Search the entries below. Return every line that has "Network" in it.

++++ DATASET RECORDS ++++

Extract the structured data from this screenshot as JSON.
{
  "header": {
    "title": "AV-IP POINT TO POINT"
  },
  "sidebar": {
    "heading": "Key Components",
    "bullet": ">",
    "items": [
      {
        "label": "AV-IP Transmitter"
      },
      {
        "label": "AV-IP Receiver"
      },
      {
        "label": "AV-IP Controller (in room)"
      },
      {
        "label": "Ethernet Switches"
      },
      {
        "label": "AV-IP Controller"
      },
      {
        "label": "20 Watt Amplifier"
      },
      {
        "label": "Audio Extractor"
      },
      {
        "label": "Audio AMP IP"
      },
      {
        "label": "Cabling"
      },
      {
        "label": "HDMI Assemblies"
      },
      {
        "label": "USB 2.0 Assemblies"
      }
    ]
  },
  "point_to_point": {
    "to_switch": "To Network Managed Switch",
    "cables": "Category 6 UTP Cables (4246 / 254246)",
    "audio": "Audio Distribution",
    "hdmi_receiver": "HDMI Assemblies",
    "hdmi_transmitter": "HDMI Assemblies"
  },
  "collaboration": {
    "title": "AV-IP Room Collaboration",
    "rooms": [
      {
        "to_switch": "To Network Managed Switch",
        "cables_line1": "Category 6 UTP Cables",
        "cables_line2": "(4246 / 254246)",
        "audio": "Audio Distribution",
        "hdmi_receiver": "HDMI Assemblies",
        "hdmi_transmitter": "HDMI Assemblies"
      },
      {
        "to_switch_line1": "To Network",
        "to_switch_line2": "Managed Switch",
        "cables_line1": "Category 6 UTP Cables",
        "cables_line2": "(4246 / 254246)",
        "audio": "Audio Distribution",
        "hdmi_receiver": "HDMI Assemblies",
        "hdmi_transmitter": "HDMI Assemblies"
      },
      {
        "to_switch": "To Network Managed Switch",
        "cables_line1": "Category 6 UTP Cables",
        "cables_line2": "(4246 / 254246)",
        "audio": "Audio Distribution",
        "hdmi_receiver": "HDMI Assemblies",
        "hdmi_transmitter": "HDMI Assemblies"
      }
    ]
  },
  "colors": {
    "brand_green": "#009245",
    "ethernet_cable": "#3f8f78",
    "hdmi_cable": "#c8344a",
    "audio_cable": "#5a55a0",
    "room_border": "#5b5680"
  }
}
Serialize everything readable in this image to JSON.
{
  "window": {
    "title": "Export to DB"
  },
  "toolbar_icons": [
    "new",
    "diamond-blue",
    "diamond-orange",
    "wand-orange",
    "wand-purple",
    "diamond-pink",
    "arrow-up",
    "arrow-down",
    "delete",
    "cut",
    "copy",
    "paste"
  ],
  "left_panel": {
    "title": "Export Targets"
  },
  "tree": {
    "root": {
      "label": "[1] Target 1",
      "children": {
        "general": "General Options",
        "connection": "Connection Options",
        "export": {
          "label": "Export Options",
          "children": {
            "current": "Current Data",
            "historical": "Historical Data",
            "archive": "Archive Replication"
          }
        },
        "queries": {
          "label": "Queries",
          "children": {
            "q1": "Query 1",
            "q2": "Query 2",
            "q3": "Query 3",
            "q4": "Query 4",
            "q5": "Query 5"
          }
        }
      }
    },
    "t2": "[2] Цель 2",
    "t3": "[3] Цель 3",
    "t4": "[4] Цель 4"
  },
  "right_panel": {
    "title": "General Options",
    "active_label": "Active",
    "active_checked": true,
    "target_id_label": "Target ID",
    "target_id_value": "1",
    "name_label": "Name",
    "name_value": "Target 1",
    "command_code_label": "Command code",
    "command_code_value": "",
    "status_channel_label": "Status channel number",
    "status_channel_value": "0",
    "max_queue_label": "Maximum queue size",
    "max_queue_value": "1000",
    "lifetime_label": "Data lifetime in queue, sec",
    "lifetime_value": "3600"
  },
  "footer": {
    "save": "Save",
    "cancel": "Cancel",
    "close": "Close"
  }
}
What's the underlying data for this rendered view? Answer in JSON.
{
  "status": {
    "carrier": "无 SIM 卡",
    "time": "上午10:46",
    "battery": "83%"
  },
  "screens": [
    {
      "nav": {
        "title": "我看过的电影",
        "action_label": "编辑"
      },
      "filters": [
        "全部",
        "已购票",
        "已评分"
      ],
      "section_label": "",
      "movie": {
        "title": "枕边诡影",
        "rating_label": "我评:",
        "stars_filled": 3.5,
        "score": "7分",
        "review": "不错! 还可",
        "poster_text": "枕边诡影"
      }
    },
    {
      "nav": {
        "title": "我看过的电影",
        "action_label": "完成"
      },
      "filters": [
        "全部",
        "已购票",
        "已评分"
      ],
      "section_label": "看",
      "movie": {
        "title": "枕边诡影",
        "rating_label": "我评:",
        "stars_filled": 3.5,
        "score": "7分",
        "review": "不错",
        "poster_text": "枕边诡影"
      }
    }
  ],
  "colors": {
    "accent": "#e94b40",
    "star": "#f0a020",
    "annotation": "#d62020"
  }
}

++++

_EXERCISE OUTPUT_.
    "to_switch": "To Network Managed Switch",
        "to_switch": "To Network Managed Switch",
        "to_switch_line1": "To Network",
        "to_switch": "To Network Managed Switch",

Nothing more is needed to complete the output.